Democratic Party chairman Anas Urbaningrum’s calm demeanor following a grilling by antigraft officials on Wednesday was a show of defiance to his political detractors, including President Susilo Bambang Yudhoyono, analysts say.
Anas was questioned for seven hours by the Corruption Eradication Commission (KPK) in connection with bid-rigging allegations surrounding the Rp 2.5 trillion ($265 million) Hambalang sports center being built in Bogor.
Political analyst Ray Rangkuti said Anas’ attitude upon leaving the KPK office was meant to send a message to Yudhoyono, who had been hinting that he would oust Anas from the party chairmanship.
Earlier in the month Yudhoyono held a high-level meeting with Democrat officials and founders, but excluded Anas.
In a reaction that shocked some political observers, Anas responded with a public statement linking the party’s declining popularity to Yudhoyono’s poor governance and not just corruption allegations.
Lending his support to Anas, Yudhoyono’s son, Edhie Baskoro, denied there was a rift in the party, saying Anas’s leadership had been strong.
“SBY has run out of ideas to back Anas into a corner,” Ray said in Jakarta on Wednesday night. “His speech attacking Anas failed to encourage [the Democrat] regional leaders to call for an extraordinary congress [to oust Anas].”
Ray added that the confidence exuded by Anas was an attempt to show he was not involved in the Hambalang case.
He said the move had convinced the party’s regional leaders that he was not involved. Other analysts agreed with Ray.
Gadjah Mada University’s Ari Dwipayana said the appearance was a message to Anas’ rivals that he was still strong.
“With that attitude, Anas was trying to show force. Anas is fully aware that he wasn’t dealing only with a legal case but a case that could be used to oust him from the party chair,” he said.
The attitude, Ari went on, was also intended to suggest he had a strong group of loyalist legislators behind him.
Despite his apparent popularity among some factions within the party, Ari said there were many in the party who wanted Anas face justice over his alleged role in Hambalang. This political support could be needed to solve the case, Ari said.

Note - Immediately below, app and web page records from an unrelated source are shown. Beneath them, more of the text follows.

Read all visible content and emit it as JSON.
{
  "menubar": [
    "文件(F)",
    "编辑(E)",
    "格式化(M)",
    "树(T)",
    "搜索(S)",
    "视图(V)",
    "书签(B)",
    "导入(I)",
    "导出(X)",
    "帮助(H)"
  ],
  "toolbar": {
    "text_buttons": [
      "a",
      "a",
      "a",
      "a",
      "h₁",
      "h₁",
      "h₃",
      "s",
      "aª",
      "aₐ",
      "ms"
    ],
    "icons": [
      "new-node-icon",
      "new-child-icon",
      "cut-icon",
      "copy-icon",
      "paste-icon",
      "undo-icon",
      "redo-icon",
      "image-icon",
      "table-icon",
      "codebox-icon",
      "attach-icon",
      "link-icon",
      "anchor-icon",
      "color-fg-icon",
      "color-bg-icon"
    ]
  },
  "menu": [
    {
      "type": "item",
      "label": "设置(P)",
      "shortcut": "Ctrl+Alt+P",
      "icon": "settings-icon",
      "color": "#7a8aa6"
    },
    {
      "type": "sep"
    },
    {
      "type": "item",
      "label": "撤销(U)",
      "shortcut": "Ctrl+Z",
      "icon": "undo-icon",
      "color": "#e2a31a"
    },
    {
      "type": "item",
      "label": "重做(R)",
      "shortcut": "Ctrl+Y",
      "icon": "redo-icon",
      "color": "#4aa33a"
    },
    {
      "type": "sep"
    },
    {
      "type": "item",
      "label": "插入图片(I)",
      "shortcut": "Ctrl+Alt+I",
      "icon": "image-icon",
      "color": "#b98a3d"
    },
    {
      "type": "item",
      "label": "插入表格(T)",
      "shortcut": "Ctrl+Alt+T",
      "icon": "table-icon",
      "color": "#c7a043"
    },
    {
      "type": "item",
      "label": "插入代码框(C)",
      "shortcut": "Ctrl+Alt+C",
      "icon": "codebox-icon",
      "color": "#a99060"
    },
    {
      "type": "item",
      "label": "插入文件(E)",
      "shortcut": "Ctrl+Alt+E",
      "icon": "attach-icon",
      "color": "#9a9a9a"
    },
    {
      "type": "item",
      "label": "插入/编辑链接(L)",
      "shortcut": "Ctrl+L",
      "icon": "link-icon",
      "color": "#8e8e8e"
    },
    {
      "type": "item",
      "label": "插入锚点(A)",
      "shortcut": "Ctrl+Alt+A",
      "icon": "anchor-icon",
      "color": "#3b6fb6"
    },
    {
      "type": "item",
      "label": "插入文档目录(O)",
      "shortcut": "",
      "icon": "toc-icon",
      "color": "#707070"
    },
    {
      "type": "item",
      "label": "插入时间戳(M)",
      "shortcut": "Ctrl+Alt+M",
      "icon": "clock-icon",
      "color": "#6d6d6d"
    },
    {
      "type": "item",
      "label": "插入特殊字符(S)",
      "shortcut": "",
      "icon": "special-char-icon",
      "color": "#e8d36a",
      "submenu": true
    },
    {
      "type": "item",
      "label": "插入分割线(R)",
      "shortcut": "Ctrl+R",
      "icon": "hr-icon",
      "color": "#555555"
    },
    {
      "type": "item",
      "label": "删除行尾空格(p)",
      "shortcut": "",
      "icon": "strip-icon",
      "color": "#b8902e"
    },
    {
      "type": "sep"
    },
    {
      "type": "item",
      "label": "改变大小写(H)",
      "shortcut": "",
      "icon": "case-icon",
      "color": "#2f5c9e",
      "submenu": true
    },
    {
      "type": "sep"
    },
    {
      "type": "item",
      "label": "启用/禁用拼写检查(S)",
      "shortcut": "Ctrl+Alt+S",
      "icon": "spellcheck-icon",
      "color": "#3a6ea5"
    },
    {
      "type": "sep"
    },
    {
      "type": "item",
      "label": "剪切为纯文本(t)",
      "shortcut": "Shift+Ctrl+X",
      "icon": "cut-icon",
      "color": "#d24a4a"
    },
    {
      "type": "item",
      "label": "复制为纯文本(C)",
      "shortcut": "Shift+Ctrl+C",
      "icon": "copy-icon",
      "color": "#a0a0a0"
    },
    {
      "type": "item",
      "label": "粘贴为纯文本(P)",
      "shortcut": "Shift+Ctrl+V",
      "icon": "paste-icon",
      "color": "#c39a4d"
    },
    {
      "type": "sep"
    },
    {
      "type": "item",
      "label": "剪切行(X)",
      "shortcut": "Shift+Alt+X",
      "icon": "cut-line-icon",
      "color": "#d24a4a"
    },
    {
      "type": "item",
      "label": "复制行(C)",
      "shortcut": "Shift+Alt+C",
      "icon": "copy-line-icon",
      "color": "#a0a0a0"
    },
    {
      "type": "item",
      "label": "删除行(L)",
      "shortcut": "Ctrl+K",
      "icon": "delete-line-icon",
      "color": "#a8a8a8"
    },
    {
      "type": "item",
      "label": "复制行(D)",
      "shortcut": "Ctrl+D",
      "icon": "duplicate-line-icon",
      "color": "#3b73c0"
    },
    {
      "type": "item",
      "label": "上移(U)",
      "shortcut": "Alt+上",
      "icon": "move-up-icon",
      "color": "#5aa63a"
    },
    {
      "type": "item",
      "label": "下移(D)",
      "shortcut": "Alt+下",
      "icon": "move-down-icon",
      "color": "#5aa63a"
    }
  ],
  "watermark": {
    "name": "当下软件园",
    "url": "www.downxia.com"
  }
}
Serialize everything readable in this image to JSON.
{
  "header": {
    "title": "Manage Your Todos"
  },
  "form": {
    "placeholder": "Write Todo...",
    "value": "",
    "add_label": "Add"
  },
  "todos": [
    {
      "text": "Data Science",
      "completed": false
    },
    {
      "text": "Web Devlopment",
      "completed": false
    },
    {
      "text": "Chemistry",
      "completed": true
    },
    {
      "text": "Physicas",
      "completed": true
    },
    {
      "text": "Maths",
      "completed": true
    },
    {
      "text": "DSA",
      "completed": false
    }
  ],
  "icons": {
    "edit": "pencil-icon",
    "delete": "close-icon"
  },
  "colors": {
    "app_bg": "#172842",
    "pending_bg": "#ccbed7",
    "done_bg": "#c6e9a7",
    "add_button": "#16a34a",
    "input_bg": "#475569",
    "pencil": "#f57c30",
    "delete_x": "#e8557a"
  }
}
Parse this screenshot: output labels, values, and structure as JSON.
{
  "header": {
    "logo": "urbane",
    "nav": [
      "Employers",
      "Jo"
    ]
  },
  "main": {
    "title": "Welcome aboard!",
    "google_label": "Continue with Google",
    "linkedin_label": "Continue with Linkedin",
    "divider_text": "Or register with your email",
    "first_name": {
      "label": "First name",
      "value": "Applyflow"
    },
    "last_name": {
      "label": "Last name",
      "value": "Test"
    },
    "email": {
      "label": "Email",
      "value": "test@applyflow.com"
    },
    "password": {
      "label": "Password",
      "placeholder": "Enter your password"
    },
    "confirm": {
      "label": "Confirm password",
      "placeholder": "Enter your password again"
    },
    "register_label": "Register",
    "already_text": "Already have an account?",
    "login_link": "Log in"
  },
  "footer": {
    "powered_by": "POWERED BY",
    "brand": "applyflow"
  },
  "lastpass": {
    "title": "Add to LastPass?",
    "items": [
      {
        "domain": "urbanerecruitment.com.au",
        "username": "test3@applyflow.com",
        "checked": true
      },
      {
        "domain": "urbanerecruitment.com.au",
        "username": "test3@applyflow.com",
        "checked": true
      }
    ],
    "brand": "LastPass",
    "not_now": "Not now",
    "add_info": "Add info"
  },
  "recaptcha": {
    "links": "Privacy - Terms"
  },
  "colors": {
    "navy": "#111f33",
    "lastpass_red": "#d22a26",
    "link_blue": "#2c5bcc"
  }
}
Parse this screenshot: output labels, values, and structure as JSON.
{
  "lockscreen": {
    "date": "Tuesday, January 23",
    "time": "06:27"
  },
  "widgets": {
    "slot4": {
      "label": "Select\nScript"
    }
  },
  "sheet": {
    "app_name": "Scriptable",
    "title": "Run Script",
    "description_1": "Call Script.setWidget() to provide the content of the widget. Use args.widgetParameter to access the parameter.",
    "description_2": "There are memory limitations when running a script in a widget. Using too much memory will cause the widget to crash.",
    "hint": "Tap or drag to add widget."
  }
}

“So both sides are waiting. This means the opportunity for the KPK to continue [with the probe] is quite big,” he said.
Senior Democrats welcomed the KPK’s questioning of Anas, saying the sooner he was held to account the better.
In a related development, outspoken Democrat legislator Ruhut Sitompul was removed from the House of Representatives’ legal affairs commission after putting pressure on Anas to resign.